Patriots tight end Aaron Hernandez says he only failed one drug test in college, despite reports to the contrary.
Whatever the truth is, Hernandez’s off-field problems cost him in terms of 2010 pay. The details of his four-year contract are eye-opening. Albert Breer of the Boston Globe writes that Hernandez only received a $200,000 signing bonus, $308,000 less than Bears defensive end Corey Wooten, taken four spots in front of him.
Hernandez can make that money back and then some in the form of roster bonuses if he makes the team in 2011, 2012, and 2013. So Hernandez will be fine if he stays out of trouble and performs well.
But there’s a reason you don’t see many rookie deals like this. It doesn’t contain a lot of security. It makes us wonder if something like a failed test or placement in the league’s substance abuse program is already at play here. After all, the Patriots knew Hernandez’s history when they drafted him.
He paid for that history once with falling draft stock, and just paid for it again.
Darin Gantt of the Charlotte Observer and Rock Hill Herald reports that Panthers restricted free agents Thomas Davis and Richard Marshall signed their one-year tenders on Tuesday.
Davis, a linebacker, will collect $3.268 million after receiving the highest possible tender (first and third round). The former first-round pick is coming off a torn ACL, but was recently timed at 4.47 in the forty-yard dash

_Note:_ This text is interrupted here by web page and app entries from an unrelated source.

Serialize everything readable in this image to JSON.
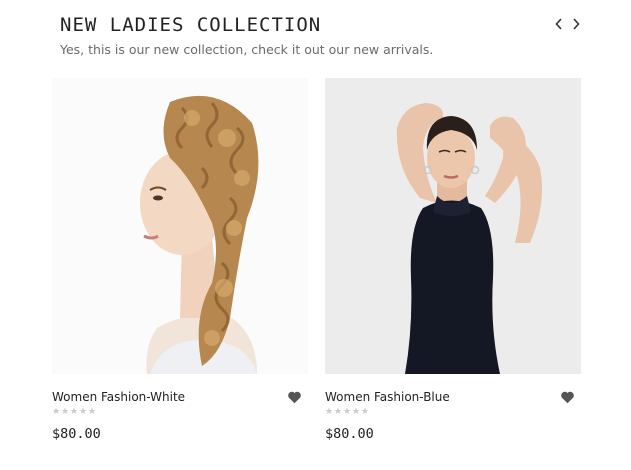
{
  "section": {
    "title": "NEW LADIES COLLECTION",
    "subtitle": "Yes, this is our new collection, check it out our new arrivals."
  },
  "nav": {
    "prev_icon": "chevron-left-icon",
    "next_icon": "chevron-right-icon"
  },
  "products": [
    {
      "name": "Women Fashion-White",
      "price": "$80.00",
      "rating": 0,
      "image": "woman-curly-blonde-hair-photo"
    },
    {
      "name": "Women Fashion-Blue",
      "price": "$80.00",
      "rating": 0,
      "image": "woman-black-dress-photo"
    }
  ],
  "colors": {
    "text": "#222222",
    "muted": "#6a6a6a",
    "heart": "#555555",
    "star": "#cccccc"
  }
}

, indicating that his recovery has gone smoothly. The Panthers run a Tampa 2-style defense under second-year coordinator Ron Meeks, and Davis’ role on the weak side is crucial in the scheme.
Marshall, a cornerback, is now slated for a $1.759 million base salary. Though Marshall was initially upset with the restricted free agent tender, he reported to offseason workouts in late May and has been a regular participant ever since.

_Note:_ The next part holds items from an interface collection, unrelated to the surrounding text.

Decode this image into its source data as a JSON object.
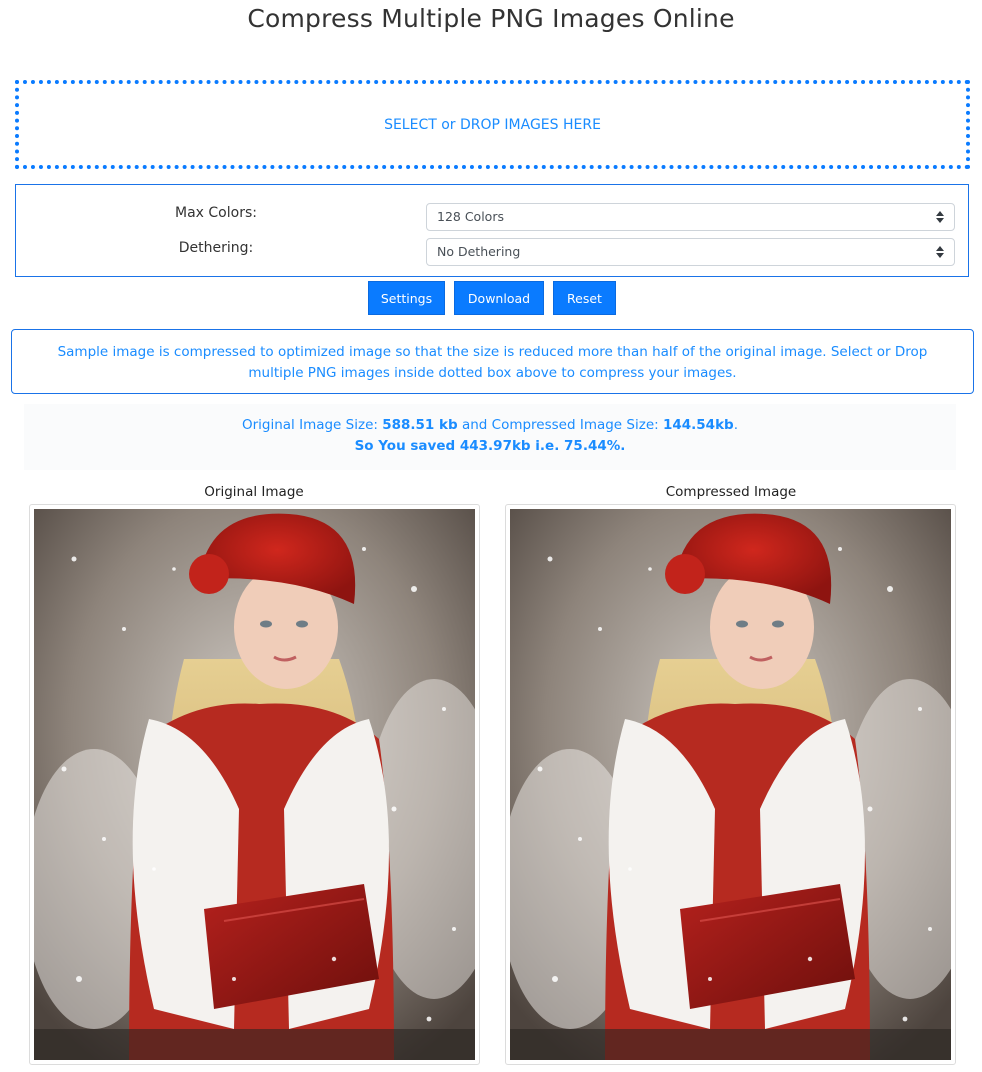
{
  "page": {
    "title": "Compress Multiple PNG Images Online"
  },
  "drop_zone": {
    "label": "SELECT or DROP IMAGES HERE"
  },
  "settings": {
    "max_colors_label": "Max Colors:",
    "max_colors_value": "128 Colors",
    "dithering_label": "Dethering:",
    "dithering_value": "No Dethering"
  },
  "buttons": {
    "settings": "Settings",
    "download": "Download",
    "reset": "Reset"
  },
  "info": {
    "text": "Sample image is compressed to optimized image so that the size is reduced more than half of the original image. Select or Drop multiple PNG images inside dotted box above to compress your images."
  },
  "stats": {
    "original_prefix": "Original Image Size: ",
    "original_size": "588.51 kb",
    "compressed_prefix": " and Compressed Image Size: ",
    "compressed_size": "144.54kb",
    "compressed_suffix": ".",
    "saved_text": "So You saved 443.97kb i.e. 75.44%."
  },
  "images": {
    "original_title": "Original Image",
    "compressed_title": "Compressed Image"
  },
  "colors": {
    "accent": "#0a7bff",
    "info_text": "#1a8cff"
  },
  "icons": {
    "select_caret": "updown-caret-icon"
  }
}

The Bills announced Tuesday that they have signed seventh-round pick Kyle Calloway to a four-year contract.
Calloway bookended No. 23 overall pick Bryan Bulaga at Iowa as the Hawkeyes’ right tackle. A 37-game starter under Kirk Ferentz, Calloway possesses the build at 6-foot-7, 315 to stay at tackle in the pros. He is considered to lack ideal athleticism, however.
Still, it would be an ominous sign for Calloway if he failed to make the team. The Bills have perhaps the weakest offensive tackle corps in the league.
To make room on the 80-man roster, the Bills waived undrafted rookie cornerback Stephan Virgil.
The Boston Herald reports that the Patriots have come to terms with rookie tight end Aaron Hernandez on a four-year contract.
Though considered in some circles to be a borderline first-round talent, Hernandez fell all the way to round four (No. 113 overall) due to a torn muscle in his back and concern over multiple failed drug tests as a Florida Gator
. Hernandez did pass his drug test at February’s Scouting Combine.
With the Patriots, Hernandez has the look of New England’s “move” tight end
of the future, behind on-the-line tight end Rob Gronkowski. Gronkowski projects as an every-down player because he is a skilled blocker, but Hernandez may wind up with more production because of his catch-first role.